→ **What this task involves**
Copy every line of the records below where the word "date" occurs.

→ **Records for this task**

▬▬▬▬▬▬

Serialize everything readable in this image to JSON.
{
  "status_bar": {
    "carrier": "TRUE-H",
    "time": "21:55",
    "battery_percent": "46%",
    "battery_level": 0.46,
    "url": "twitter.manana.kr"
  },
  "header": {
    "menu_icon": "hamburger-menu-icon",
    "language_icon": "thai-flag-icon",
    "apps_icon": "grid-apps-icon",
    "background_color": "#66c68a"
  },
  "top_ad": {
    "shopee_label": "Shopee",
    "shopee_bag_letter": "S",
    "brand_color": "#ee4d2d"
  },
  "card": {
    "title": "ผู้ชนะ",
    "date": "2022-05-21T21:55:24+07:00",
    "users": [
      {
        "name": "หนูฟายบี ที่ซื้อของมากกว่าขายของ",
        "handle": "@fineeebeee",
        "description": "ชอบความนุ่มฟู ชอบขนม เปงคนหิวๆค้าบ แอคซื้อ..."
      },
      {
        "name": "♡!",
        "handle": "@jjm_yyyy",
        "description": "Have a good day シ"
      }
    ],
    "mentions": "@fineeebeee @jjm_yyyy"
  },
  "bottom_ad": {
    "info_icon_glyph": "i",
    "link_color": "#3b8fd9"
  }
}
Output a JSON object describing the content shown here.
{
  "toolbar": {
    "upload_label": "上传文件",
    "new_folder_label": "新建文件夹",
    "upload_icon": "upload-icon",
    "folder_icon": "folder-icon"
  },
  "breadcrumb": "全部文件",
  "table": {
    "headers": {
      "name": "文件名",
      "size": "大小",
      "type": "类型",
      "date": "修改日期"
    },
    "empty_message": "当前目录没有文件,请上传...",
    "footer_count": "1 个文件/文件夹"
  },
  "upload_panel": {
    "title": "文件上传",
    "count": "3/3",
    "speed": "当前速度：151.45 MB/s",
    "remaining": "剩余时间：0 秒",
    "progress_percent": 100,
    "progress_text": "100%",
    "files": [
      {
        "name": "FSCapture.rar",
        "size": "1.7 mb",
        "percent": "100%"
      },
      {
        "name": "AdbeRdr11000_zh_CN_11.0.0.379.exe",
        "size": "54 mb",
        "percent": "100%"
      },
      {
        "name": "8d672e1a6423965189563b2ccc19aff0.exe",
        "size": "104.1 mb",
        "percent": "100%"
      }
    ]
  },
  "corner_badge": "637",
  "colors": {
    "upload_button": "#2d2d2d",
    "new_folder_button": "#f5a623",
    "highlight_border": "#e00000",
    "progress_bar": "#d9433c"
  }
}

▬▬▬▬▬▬

→ **Result**
    "date": "2022-05-21T21:55:24+07:00",
      "date": "修改日期"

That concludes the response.